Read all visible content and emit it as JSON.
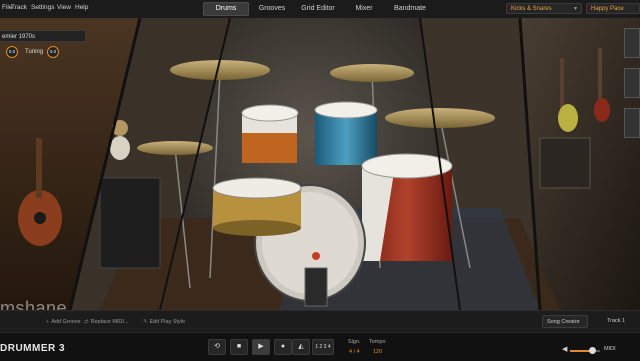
{
  "menu": {
    "items": [
      "File",
      "Track",
      "Settings",
      "View",
      "Help"
    ]
  },
  "tabs": [
    {
      "label": "Drums",
      "active": true
    },
    {
      "label": "Grooves",
      "active": false
    },
    {
      "label": "Grid Editor",
      "active": false
    },
    {
      "label": "Mixer",
      "active": false
    },
    {
      "label": "Bandmate",
      "active": false
    }
  ],
  "presets": {
    "preset_value": "Kicks & Snares",
    "groove_value": "Happy Pace"
  },
  "kit": {
    "name": "emier 1970s",
    "knob1_value": "0.0",
    "tuning_label": "Tuning",
    "tuning_value": "0.0"
  },
  "toolbar": {
    "add_groove": "Add Groove",
    "replace_midi": "Replace MIDI...",
    "edit_play_style": "Edit Play Style",
    "song_creator": "Song Creator",
    "track": "Track 1"
  },
  "watermark": "mshane",
  "transport": {
    "logo": "DRUMMER 3",
    "count_in": "1 2 3 4",
    "sign_label": "Sign.",
    "sign_value": "4 / 4",
    "tempo_label": "Tempo",
    "tempo_value": "120",
    "midi_label": "MIDI",
    "volume_level": 0.73
  },
  "icons": {
    "loop": "loop-icon",
    "stop": "stop-icon",
    "play": "play-icon",
    "record": "record-icon",
    "metronome": "metronome-icon",
    "speaker": "speaker-icon"
  },
  "colors": {
    "accent": "#e08a2c",
    "bar": "#1b1b1b"
  }
}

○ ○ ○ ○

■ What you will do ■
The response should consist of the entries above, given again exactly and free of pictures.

■ Written solution ■
Read all visible content and emit it as JSON.
{
  "menu": {
    "items": [
      "File",
      "Track",
      "Settings",
      "View",
      "Help"
    ]
  },
  "tabs": [
    {
      "label": "Drums",
      "active": true
    },
    {
      "label": "Grooves",
      "active": false
    },
    {
      "label": "Grid Editor",
      "active": false
    },
    {
      "label": "Mixer",
      "active": false
    },
    {
      "label": "Bandmate",
      "active": false
    }
  ],
  "presets": {
    "preset_value": "Kicks & Snares",
    "groove_value": "Happy Pace"
  },
  "kit": {
    "name": "emier 1970s",
    "knob1_value": "0.0",
    "tuning_label": "Tuning",
    "tuning_value": "0.0"
  },
  "toolbar": {
    "add_groove": "Add Groove",
    "replace_midi": "Replace MIDI...",
    "edit_play_style": "Edit Play Style",
    "song_creator": "Song Creator",
    "track": "Track 1"
  },
  "watermark": "mshane",
  "transport": {
    "logo": "DRUMMER 3",
    "count_in": "1 2 3 4",
    "sign_label": "Sign.",
    "sign_value": "4 / 4",
    "tempo_label": "Tempo",
    "tempo_value": "120",
    "midi_label": "MIDI",
    "volume_level": 0.73
  },
  "icons": {
    "loop": "loop-icon",
    "stop": "stop-icon",
    "play": "play-icon",
    "record": "record-icon",
    "metronome": "metronome-icon",
    "speaker": "speaker-icon"
  },
  "colors": {
    "accent": "#e08a2c",
    "bar": "#1b1b1b"
  }
}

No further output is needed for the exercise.